  • Hollerith Cards Hollerith used punched cards to hold data and could mechanically sort the cards and add/print data from cards in sorted order. Hollerith cards were used for utility bills and US Savings Bonds as recently as the 1980s.
  • Slide 9
  • Hollerith Card Processing
  • Slide 10
  • History of Computers Early Electrical/Electronic Computers Atanasoff-Berry Computer Vacuum Tubes Konrad Zuse and Helmut Schreyer - Relays Howard Aiken (Harvard Mark I) Relays Typical Uses Compute Ballistic Firing Tables for Artillery Solutions for Algebraic Equations
  • Slide 11
  • Relays versus Vacuum Tubes Input Voltage And Current Output Voltage(s) And Current(s) Electromagnet Switches Filament Power Output Voltage(s) And Current(s) Input Voltage And Current Relays are switches controlled by a magnetic field Vacuum Tubes are switches controlled by an electric field
  • Slide 12
  • Relays versus Vacuum Tubes Both were in mass production at the time (1940s) Relays were used in telephone switches Vacuum tubes were used in radios. Relays used mechanical switches that could fail due to dirt, etc. and were slower than vacuum tubes Relays were more reliable than vacuum tubes which had a filament (like a light bulb) that could burn out. Both used a relatively large amount of power by comparison to todays electronic circuits
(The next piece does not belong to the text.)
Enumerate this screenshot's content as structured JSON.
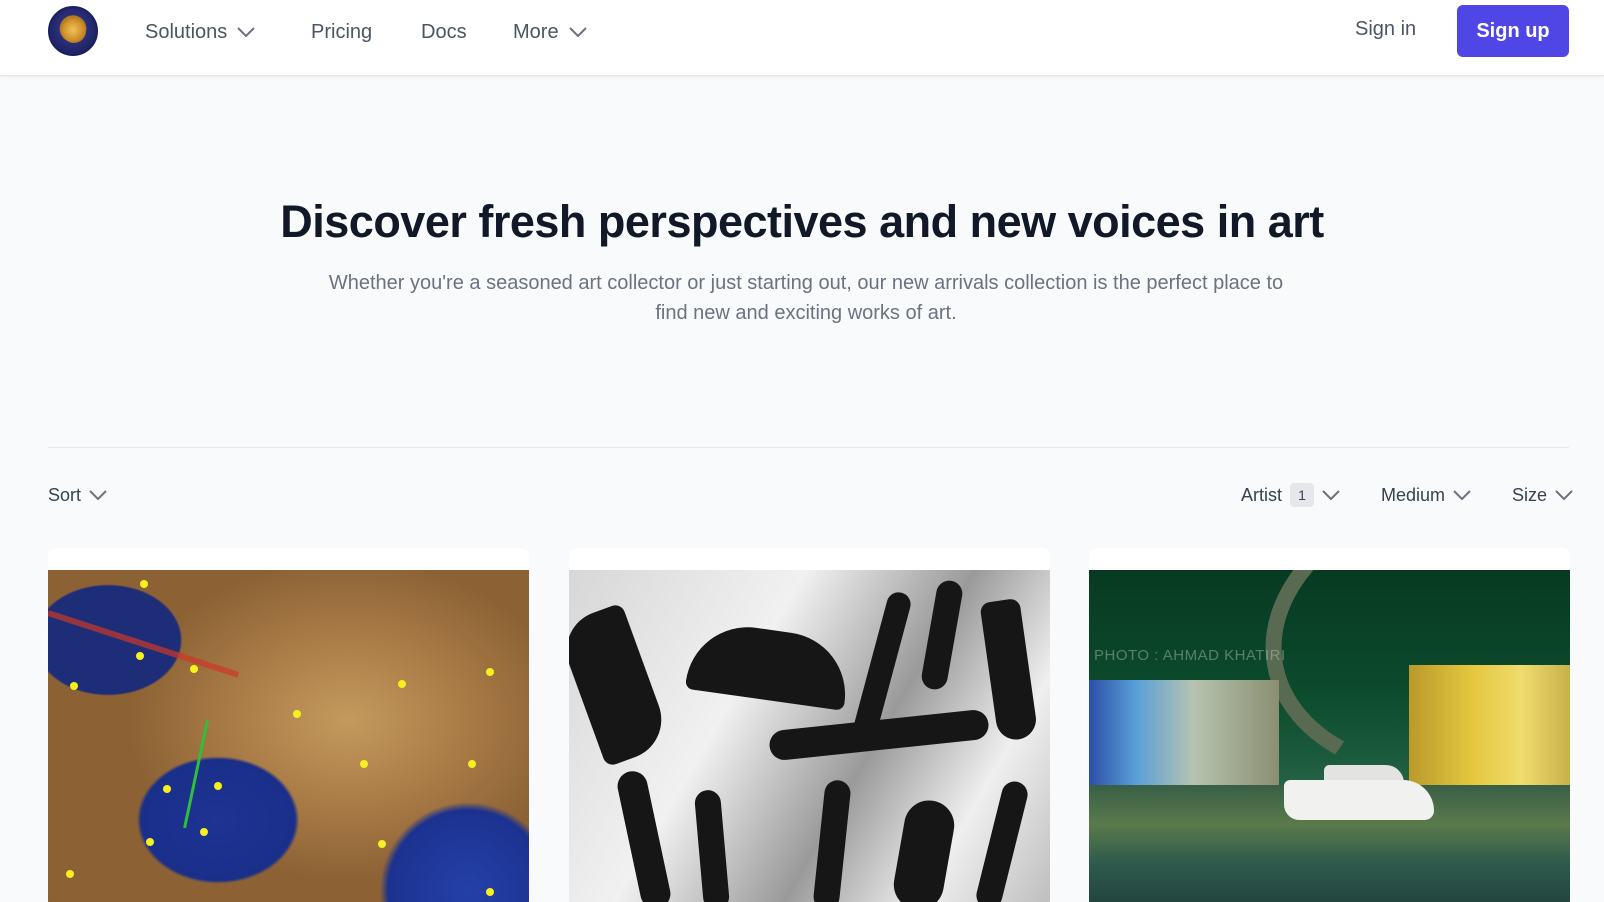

  • Slide 13
  • History of Computer Hardware Electronic Computers First Generation British Colossus Electronic Numerical Integrator and Computer (ENIAC) IBM 7090
  • Slide 14
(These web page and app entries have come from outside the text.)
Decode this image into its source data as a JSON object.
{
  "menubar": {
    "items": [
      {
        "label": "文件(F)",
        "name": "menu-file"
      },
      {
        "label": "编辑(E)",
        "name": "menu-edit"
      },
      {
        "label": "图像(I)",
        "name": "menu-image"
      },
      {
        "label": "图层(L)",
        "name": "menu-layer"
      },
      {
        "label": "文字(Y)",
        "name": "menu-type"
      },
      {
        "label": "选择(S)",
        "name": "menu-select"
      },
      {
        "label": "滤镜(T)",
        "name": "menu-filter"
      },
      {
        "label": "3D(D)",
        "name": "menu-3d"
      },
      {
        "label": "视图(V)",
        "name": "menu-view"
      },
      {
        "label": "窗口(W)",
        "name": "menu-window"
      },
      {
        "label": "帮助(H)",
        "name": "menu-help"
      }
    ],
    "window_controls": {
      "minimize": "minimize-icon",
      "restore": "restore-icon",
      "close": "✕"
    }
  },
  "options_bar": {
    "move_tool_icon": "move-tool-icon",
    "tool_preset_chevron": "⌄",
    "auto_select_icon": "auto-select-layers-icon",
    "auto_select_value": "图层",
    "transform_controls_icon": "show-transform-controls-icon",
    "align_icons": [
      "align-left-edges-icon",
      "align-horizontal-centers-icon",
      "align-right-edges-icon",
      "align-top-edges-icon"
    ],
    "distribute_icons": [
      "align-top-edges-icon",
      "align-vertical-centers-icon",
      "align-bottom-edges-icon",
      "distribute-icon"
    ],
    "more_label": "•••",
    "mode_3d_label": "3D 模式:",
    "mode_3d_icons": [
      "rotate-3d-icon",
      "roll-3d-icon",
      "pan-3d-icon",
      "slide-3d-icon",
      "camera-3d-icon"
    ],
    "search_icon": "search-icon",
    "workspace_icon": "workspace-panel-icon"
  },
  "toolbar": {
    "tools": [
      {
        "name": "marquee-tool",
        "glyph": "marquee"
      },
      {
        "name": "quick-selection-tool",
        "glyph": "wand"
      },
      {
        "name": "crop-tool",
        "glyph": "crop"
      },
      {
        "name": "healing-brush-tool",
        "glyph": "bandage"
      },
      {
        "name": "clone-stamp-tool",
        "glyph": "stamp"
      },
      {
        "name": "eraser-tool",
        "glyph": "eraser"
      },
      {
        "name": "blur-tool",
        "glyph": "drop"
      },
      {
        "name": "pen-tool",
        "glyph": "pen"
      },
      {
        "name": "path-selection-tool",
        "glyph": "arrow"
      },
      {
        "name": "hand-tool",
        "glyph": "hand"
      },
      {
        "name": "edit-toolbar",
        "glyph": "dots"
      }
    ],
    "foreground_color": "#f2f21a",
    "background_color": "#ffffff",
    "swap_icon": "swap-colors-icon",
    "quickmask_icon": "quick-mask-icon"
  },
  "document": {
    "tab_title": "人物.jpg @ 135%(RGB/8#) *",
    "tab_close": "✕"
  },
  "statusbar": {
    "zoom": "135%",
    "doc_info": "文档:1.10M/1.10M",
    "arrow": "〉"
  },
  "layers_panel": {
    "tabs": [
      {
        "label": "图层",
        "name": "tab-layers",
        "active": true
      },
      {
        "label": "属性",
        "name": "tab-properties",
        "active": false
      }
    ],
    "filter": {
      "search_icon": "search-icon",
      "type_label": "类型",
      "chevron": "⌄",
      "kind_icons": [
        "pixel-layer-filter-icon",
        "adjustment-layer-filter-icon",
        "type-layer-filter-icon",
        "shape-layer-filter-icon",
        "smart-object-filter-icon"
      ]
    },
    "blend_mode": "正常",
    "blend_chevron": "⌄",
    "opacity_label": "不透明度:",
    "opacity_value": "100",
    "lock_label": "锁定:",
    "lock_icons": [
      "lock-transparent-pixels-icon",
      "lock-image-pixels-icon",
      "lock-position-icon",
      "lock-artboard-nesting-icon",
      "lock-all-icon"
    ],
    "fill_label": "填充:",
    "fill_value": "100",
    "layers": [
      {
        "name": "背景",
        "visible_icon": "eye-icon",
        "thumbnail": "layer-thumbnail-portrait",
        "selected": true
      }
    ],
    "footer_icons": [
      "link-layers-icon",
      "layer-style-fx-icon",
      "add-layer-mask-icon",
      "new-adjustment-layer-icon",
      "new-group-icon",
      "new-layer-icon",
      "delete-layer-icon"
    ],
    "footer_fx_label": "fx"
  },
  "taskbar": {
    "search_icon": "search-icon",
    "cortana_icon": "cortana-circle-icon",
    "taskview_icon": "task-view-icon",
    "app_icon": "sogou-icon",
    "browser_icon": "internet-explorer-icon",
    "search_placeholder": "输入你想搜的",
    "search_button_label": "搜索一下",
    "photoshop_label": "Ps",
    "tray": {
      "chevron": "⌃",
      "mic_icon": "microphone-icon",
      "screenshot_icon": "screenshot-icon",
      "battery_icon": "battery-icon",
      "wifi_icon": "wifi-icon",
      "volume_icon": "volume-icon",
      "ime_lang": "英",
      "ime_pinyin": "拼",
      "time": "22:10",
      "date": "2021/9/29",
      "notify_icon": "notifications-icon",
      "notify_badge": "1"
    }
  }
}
  • ENIAC A 30 by 50 foot room 18,000 Vacuum Tubes Programming done via wires on patch panels Not as powerful as the machine in front of you Mean Time Between Failure (MTBF) shorter than many practical jobs Lots of heat generated by the vacuum tubes - needed cooling
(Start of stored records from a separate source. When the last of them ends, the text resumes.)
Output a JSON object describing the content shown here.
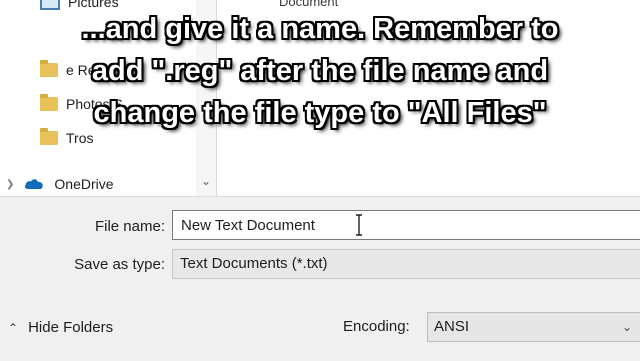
{
  "nav": {
    "items": [
      {
        "label": "Pictures",
        "icon": "pictures-icon"
      },
      {
        "label": "e Re",
        "icon": "folder-icon"
      },
      {
        "label": "Photos S",
        "icon": "folder-icon"
      },
      {
        "label": "Tros",
        "icon": "folder-icon"
      },
      {
        "label": "OneDrive",
        "icon": "onedrive-icon"
      }
    ]
  },
  "content": {
    "partial_label": "Document"
  },
  "form": {
    "file_name_label": "File name:",
    "file_name_value": "New Text Document",
    "save_as_type_label": "Save as type:",
    "save_as_type_value": "Text Documents (*.txt)"
  },
  "footer": {
    "hide_folders_label": "Hide Folders",
    "encoding_label": "Encoding:",
    "encoding_value": "ANSI"
  },
  "caption": {
    "text": "...and give it a name. Remember to\nadd \".reg\" after the file name and\nchange the file type to \"All Files\""
  },
  "colors": {
    "folder": "#e8c15a",
    "onedrive": "#0f6cbd",
    "dialog_bg": "#f0f0f0"
  }
}
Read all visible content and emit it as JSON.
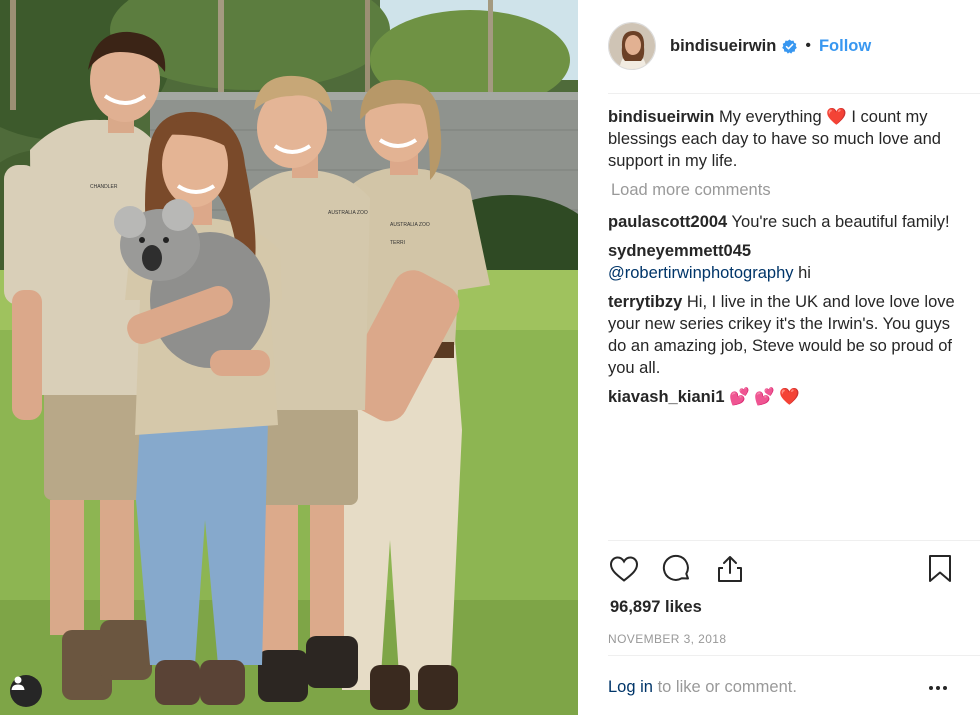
{
  "post": {
    "username": "bindisueirwin",
    "follow_label": "Follow",
    "dot": "•",
    "caption": "My everything ❤️ I count my blessings each day to have so much love and support in my life.",
    "load_more": "Load more comments",
    "comments": [
      {
        "user": "paulascott2004",
        "text": "You're such a beautiful family!"
      },
      {
        "user": "sydneyemmett045",
        "mention": "@robertirwinphotography",
        "text": "hi"
      },
      {
        "user": "terrytibzy",
        "text": "Hi, I live in the UK and love love love your new series crikey it's the Irwin's. You guys do an amazing job, Steve would be so proud of you all."
      },
      {
        "user": "kiavash_kiani1",
        "text": "💕 💕 ❤️"
      }
    ],
    "likes": "96,897 likes",
    "date": "NOVEMBER 3, 2018",
    "login_link": "Log in",
    "login_suffix": "to like or comment."
  },
  "shirt_badges": [
    "CHANDLER",
    "AUSTRALIA ZOO",
    "AUSTRALIA ZOO",
    "TERRI"
  ],
  "icons": {
    "verified": "verified-badge-icon",
    "like": "heart-icon",
    "comment": "comment-bubble-icon",
    "share": "share-upload-icon",
    "save": "bookmark-icon",
    "more": "ellipsis-icon",
    "tags": "user-tag-icon"
  },
  "colors": {
    "link": "#003569",
    "follow": "#3897f0",
    "muted": "#999999",
    "text": "#262626",
    "verified": "#3897f0"
  }
}
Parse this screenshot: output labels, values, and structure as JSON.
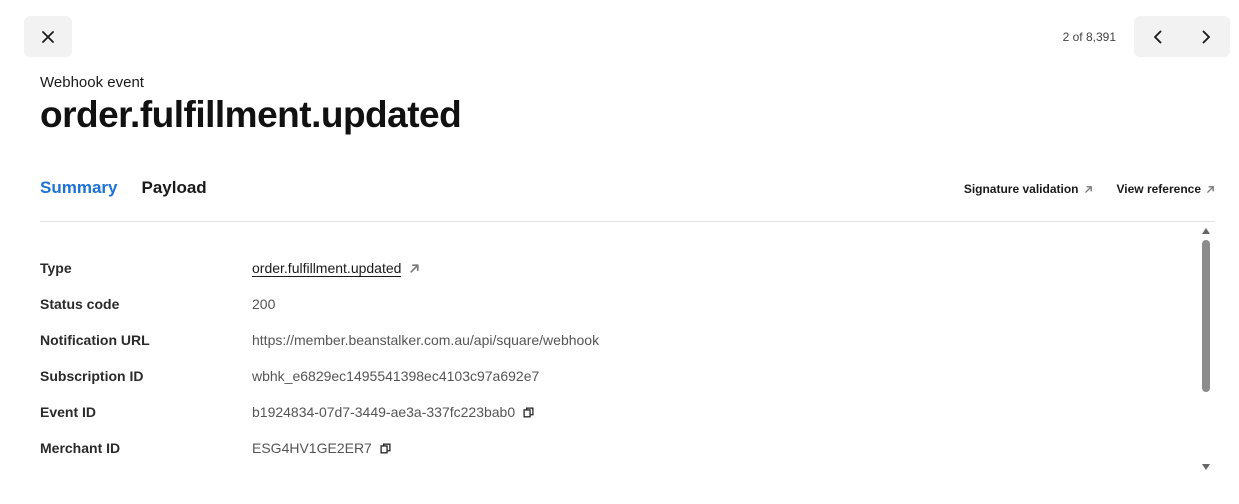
{
  "header": {
    "close_icon": "close-icon",
    "pager_count": "2 of 8,391",
    "prev_icon": "chevron-left-icon",
    "next_icon": "chevron-right-icon"
  },
  "event": {
    "eyebrow": "Webhook event",
    "title": "order.fulfillment.updated"
  },
  "tabs": [
    {
      "label": "Summary",
      "active": true
    },
    {
      "label": "Payload",
      "active": false
    }
  ],
  "links": {
    "signature_validation": "Signature validation",
    "view_reference": "View reference"
  },
  "details": {
    "type": {
      "label": "Type",
      "value": "order.fulfillment.updated"
    },
    "status_code": {
      "label": "Status code",
      "value": "200"
    },
    "notification_url": {
      "label": "Notification URL",
      "value": "https://member.beanstalker.com.au/api/square/webhook"
    },
    "subscription_id": {
      "label": "Subscription ID",
      "value": "wbhk_e6829ec1495541398ec4103c97a692e7"
    },
    "event_id": {
      "label": "Event ID",
      "value": "b1924834-07d7-3449-ae3a-337fc223bab0"
    },
    "merchant_id": {
      "label": "Merchant ID",
      "value": "ESG4HV1GE2ER7"
    }
  },
  "colors": {
    "accent": "#1c72d6",
    "button_bg": "#f2f2f2",
    "divider": "#e3e3e3"
  }
}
  • Slide 15
  • History of Computer Hardware Electronic Computers Second Generation Transistors (invented 1957) IBM 360 Honeywell 316 Many large racks of equipment using a lot of power and needing an air conditioned room
  • Slide 16
  • History of Computer Hardware Electronic Computers - Third Generation Integrated Circuits (invented 1963) IBM 370 DEC VAX Fewer smaller equipment racks, but still using a lot of power / needing an air conditioned room
  • Slide 17
  • History of Computer Hardware Electronic Computers Fourth Generation Large scale/Very Large Scale Integrated Circuits Microprocessors (Computer on a chip) IBM PC and Apple MacIntosh IBM Mainframes and Servers Apollo/HP/Sun Workstations Single shelf, Desktop, and Laptop Possible
  • Slide 18
  • The Computer as a Tool Calculators Modern Mechanical Calculators Slide Rules Modern Pocket Calculators Windows Calculator Accessory Programs/Accessories/Calculator on PC Screen Easy to use because it looks like a modern pocket calculator
  • Slide 19
  • A Person as a Computer With simple (four function) calculators, the user is the computer, e.g. balancing your checkbook The calculator is an aid to the person doing computing, but doesnt know the algorithm The person must know the algorithm for the calculation being done and control execution of it A simple calculator is similar to the Difference Engine It is not programmable A true computer is programmable and controls the execution of the algorithm
  • Slide 20
  • An Algorithm A series of steps for computing a result, e.g. Newtons method for finding the square root of a number via multiple iterations (Page 26) Guess = (n + Guess 2 )/(2 x Guess) Computers are good at doing repetitive steps such as iterating a formula like the one above
  • Slide 21
  • A Program Program contains one line with the algorithm Program must also handle input and output of numbers to be calculated (n and guess) Program must also control the number of iterations (or allow user to control them) Program must also exit cleanly when done Programmer must handle many details!!!
  • Slide 22
  • A Program doing an Algorithm See class demonstration of HTML and JavaScript program for Newtons Method
  • Slide 23
  • Modern Computer Personalities Alan Turing John Von Neumann Ted Hoff (Intel) Wosniak/Jobs (Apple) Bill Gates (Microsoft)